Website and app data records
--------------------------------------------------
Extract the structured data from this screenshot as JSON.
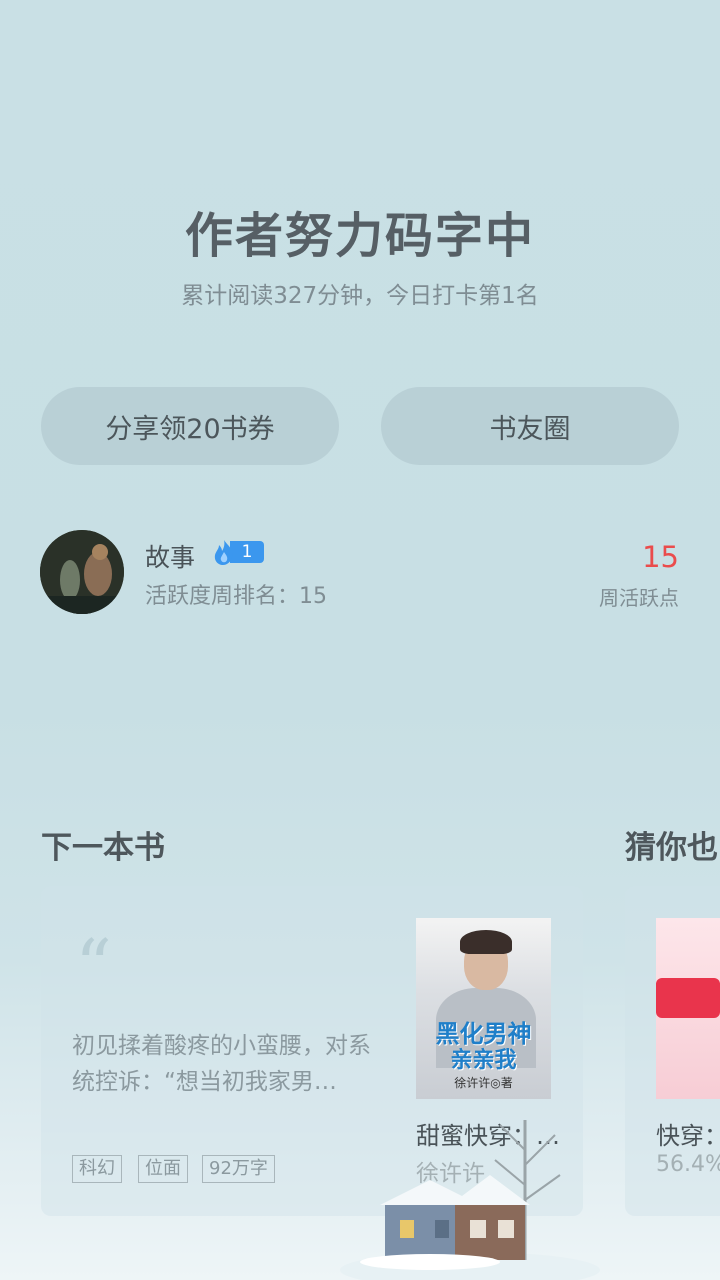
{
  "hero": {
    "title": "作者努力码字中",
    "subtitle": "累计阅读327分钟，今日打卡第1名"
  },
  "actions": {
    "share_label": "分享领20书券",
    "circle_label": "书友圈"
  },
  "user": {
    "name": "故事",
    "level": "1",
    "rank_text": "活跃度周排名：15",
    "points_value": "15",
    "points_label": "周活跃点"
  },
  "next_book": {
    "section_title": "下一本书",
    "quote_mark": "“",
    "excerpt": "初见揉着酸疼的小蛮腰，对系统控诉：“想当初我家男…",
    "tags": [
      "科幻",
      "位面",
      "92万字"
    ],
    "cover_title_a": "黑化男神",
    "cover_title_b": "亲亲我",
    "cover_author": "徐许许◎著",
    "title": "甜蜜快穿：…",
    "author": "徐许许"
  },
  "guess": {
    "section_title": "猜你也",
    "title": "快穿：",
    "progress": "56.4%"
  },
  "colors": {
    "accent_red": "#ea4c4c",
    "badge_blue": "#3b97ee"
  }
}
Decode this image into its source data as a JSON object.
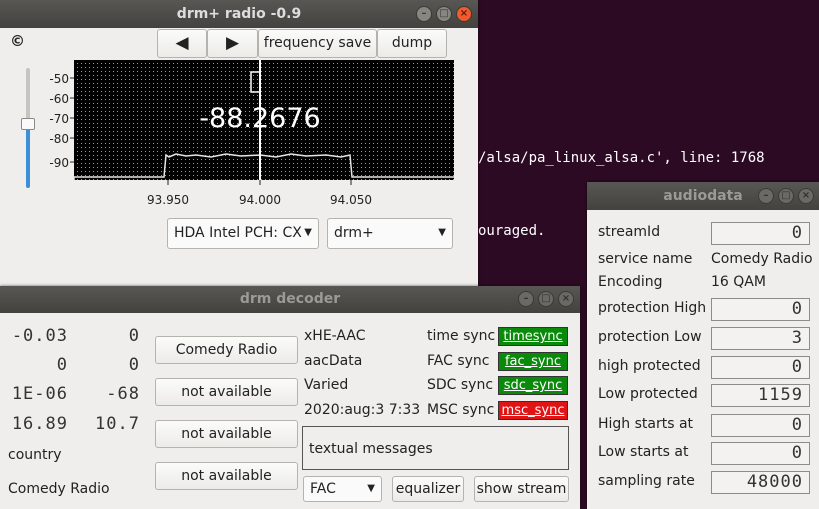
{
  "terminal": {
    "line1": "/alsa/pa_linux_alsa.c', line: 1768",
    "line2": "ouraged."
  },
  "radio": {
    "title": "drm+ radio -0.9",
    "copyright": "©",
    "prev_label": "◀",
    "next_label": "▶",
    "freq_save_label": "frequency save",
    "dump_label": "dump",
    "frequency_display": "-88.2676",
    "y_ticks": [
      "-50",
      "-60",
      "-70",
      "-80",
      "-90"
    ],
    "x_ticks": [
      "93.950",
      "94.000",
      "94.050"
    ],
    "device_select": "HDA Intel PCH: CX",
    "mode_select": "drm+",
    "slider_level": 0.35
  },
  "decoder": {
    "title": "drm decoder",
    "values": [
      {
        "left": "-0.03",
        "right": "0"
      },
      {
        "left": "0",
        "right": "0"
      },
      {
        "left": "1E-06",
        "right": "-68"
      },
      {
        "left": "16.89",
        "right": "10.7"
      }
    ],
    "country_label": "country",
    "station_label": "Comedy Radio",
    "services": [
      "Comedy Radio",
      "not available",
      "not available",
      "not available"
    ],
    "info": [
      "xHE-AAC",
      "aacData",
      "Varied",
      "2020:aug:3 7:33"
    ],
    "sync_labels": [
      "time sync",
      "FAC sync",
      "SDC sync",
      "MSC sync"
    ],
    "sync_states": [
      {
        "text": "timesync",
        "color": "#0a8a0a"
      },
      {
        "text": "fac_sync",
        "color": "#0a8a0a"
      },
      {
        "text": "sdc_sync",
        "color": "#0a8a0a"
      },
      {
        "text": "msc_sync",
        "color": "#e01414"
      }
    ],
    "textual_messages": "textual messages",
    "fac_select": "FAC",
    "equalizer_label": "equalizer",
    "show_stream_label": "show stream"
  },
  "audio": {
    "title": "audiodata",
    "rows": [
      {
        "label": "streamId",
        "value": "0",
        "lcd": true
      },
      {
        "label": "service name",
        "value": "Comedy Radio",
        "lcd": false
      },
      {
        "label": "Encoding",
        "value": "16 QAM",
        "lcd": false
      },
      {
        "label": "protection High",
        "value": "0",
        "lcd": true
      },
      {
        "label": "protection Low",
        "value": "3",
        "lcd": true
      },
      {
        "label": "high protected",
        "value": "0",
        "lcd": true
      },
      {
        "label": "Low protected",
        "value": "1159",
        "lcd": true
      },
      {
        "label": "High starts at",
        "value": "0",
        "lcd": true
      },
      {
        "label": "Low starts at",
        "value": "0",
        "lcd": true
      },
      {
        "label": "sampling rate",
        "value": "48000",
        "lcd": true
      }
    ]
  }
}
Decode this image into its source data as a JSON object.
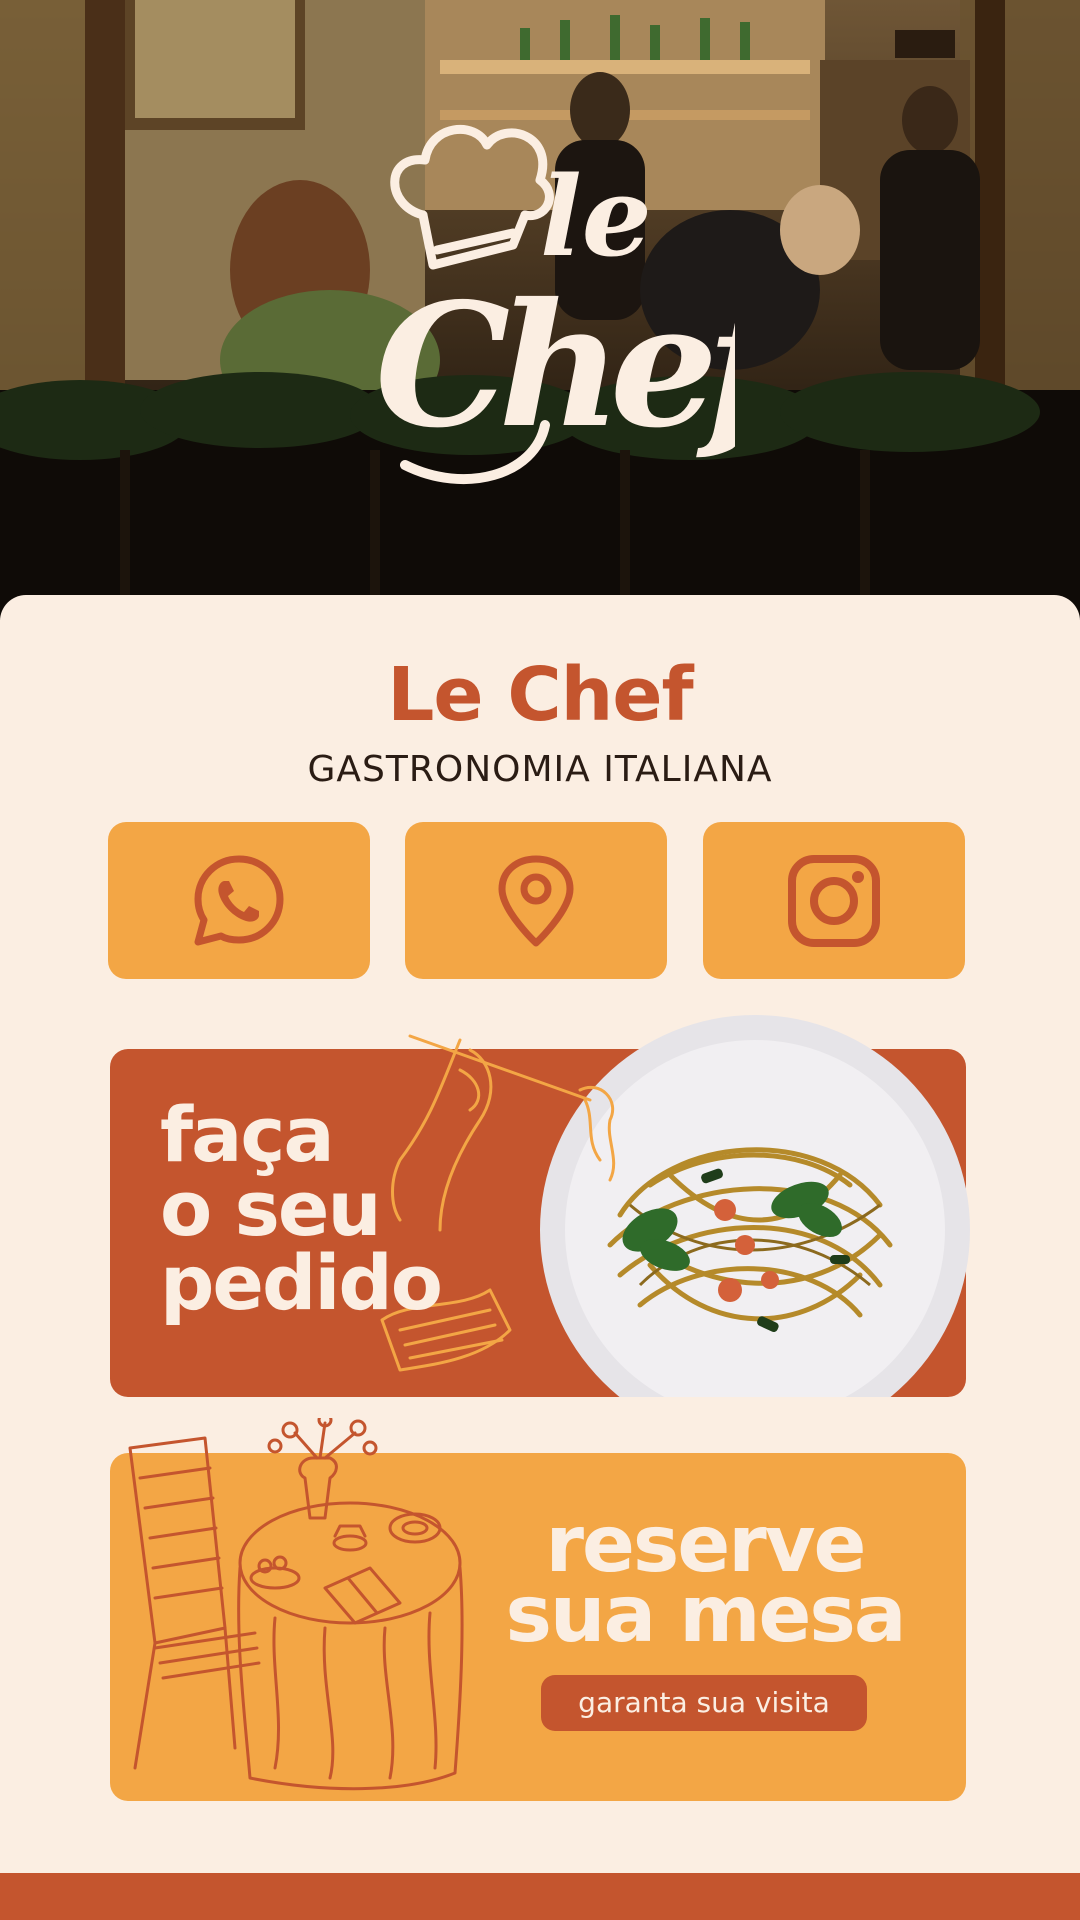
{
  "brand": {
    "logo_text": "le Chef",
    "name": "Le Chef",
    "tagline": "GASTRONOMIA ITALIANA"
  },
  "colors": {
    "primary": "#c4552e",
    "accent": "#f3a645",
    "background": "#fbeee2",
    "text_dark": "#2a1c14"
  },
  "contact_buttons": [
    {
      "icon": "whatsapp-icon"
    },
    {
      "icon": "location-pin-icon"
    },
    {
      "icon": "instagram-icon"
    }
  ],
  "order_banner": {
    "line1": "faça",
    "line2": "o seu",
    "line3": "pedido"
  },
  "reserve_banner": {
    "line1": "reserve",
    "line2": "sua mesa",
    "cta": "garanta sua visita"
  }
}
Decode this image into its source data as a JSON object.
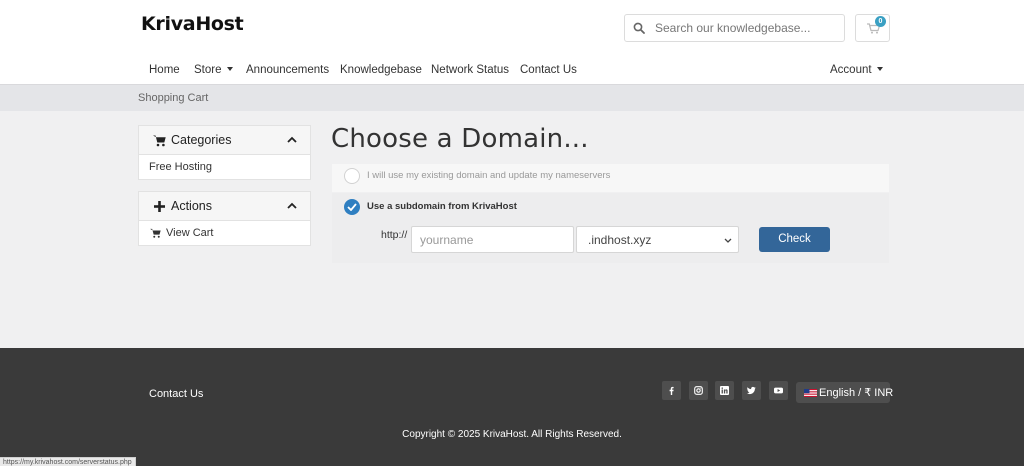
{
  "header": {
    "logo": "KrivaHost",
    "search_placeholder": "Search our knowledgebase...",
    "cart_count": "0"
  },
  "nav": {
    "home": "Home",
    "store": "Store",
    "announcements": "Announcements",
    "knowledgebase": "Knowledgebase",
    "network_status": "Network Status",
    "contact_us": "Contact Us",
    "account": "Account"
  },
  "breadcrumb": "Shopping Cart",
  "sidebar": {
    "categories": {
      "title": "Categories",
      "items": [
        "Free Hosting"
      ]
    },
    "actions": {
      "title": "Actions",
      "items": [
        "View Cart"
      ]
    }
  },
  "main": {
    "title": "Choose a Domain...",
    "option_existing": "I will use my existing domain and update my nameservers",
    "option_subdomain": "Use a subdomain from KrivaHost",
    "http_prefix": "http://",
    "subdomain_placeholder": "yourname",
    "tld_selected": ".indhost.xyz",
    "check_button": "Check"
  },
  "footer": {
    "contact_us": "Contact Us",
    "language_currency": "English / ₹ INR",
    "copyright": "Copyright © 2025 KrivaHost. All Rights Reserved.",
    "status_url": "https://my.krivahost.com/serverstatus.php"
  },
  "colors": {
    "accent": "#336699",
    "radio_selected": "#2f7fc1",
    "footer_bg": "#3a3a3a",
    "badge": "#3aa0c3"
  }
}
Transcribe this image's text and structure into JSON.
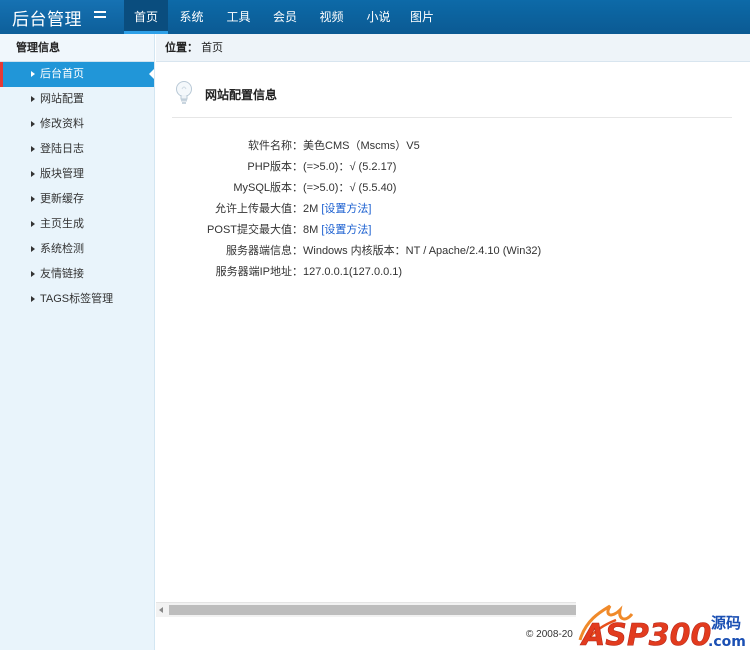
{
  "app": {
    "logo_text": "后台管理"
  },
  "nav": {
    "items": [
      {
        "label": "首页",
        "active": true
      },
      {
        "label": "系统"
      },
      {
        "label": "工具"
      },
      {
        "label": "会员"
      },
      {
        "label": "视频"
      },
      {
        "label": "小说"
      },
      {
        "label": "图片"
      }
    ]
  },
  "sidebar": {
    "title": "管理信息",
    "items": [
      {
        "label": "后台首页",
        "active": true
      },
      {
        "label": "网站配置"
      },
      {
        "label": "修改资料"
      },
      {
        "label": "登陆日志"
      },
      {
        "label": "版块管理"
      },
      {
        "label": "更新缓存"
      },
      {
        "label": "主页生成"
      },
      {
        "label": "系统检测"
      },
      {
        "label": "友情链接"
      },
      {
        "label": "TAGS标签管理"
      }
    ]
  },
  "breadcrumb": {
    "label": "位置：",
    "current": "首页"
  },
  "section": {
    "title": "网站配置信息"
  },
  "info": {
    "software_key": "软件名称：",
    "software_val": "美色CMS（Mscms）V5",
    "php_key": "PHP版本：",
    "php_val": "(=>5.0)：√  (5.2.17)",
    "mysql_key": "MySQL版本：",
    "mysql_val": "(=>5.0)：√  (5.5.40)",
    "upload_key": "允许上传最大值：",
    "upload_val": "2M ",
    "upload_link": "[设置方法]",
    "post_key": "POST提交最大值：",
    "post_val": "8M ",
    "post_link": "[设置方法]",
    "server_key": "服务器端信息：",
    "server_val": "Windows  内核版本：NT / Apache/2.4.10 (Win32)",
    "ip_key": "服务器端IP地址：",
    "ip_val": "127.0.0.1(127.0.0.1)"
  },
  "footer": {
    "text": "© 2008-20"
  },
  "watermark": {
    "text": "ASP300",
    "suffix": "源码",
    "domain": ".com"
  },
  "colors": {
    "topbar": "#0b5a93",
    "accent": "#2196d8",
    "active_border": "#e53935",
    "link": "#1a5fd0"
  }
}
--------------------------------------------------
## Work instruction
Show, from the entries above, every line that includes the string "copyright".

## Answer box
    "copyright": "©",
    "copyright": "Copyright © 2025 KrivaHost. All Rights Reserved.",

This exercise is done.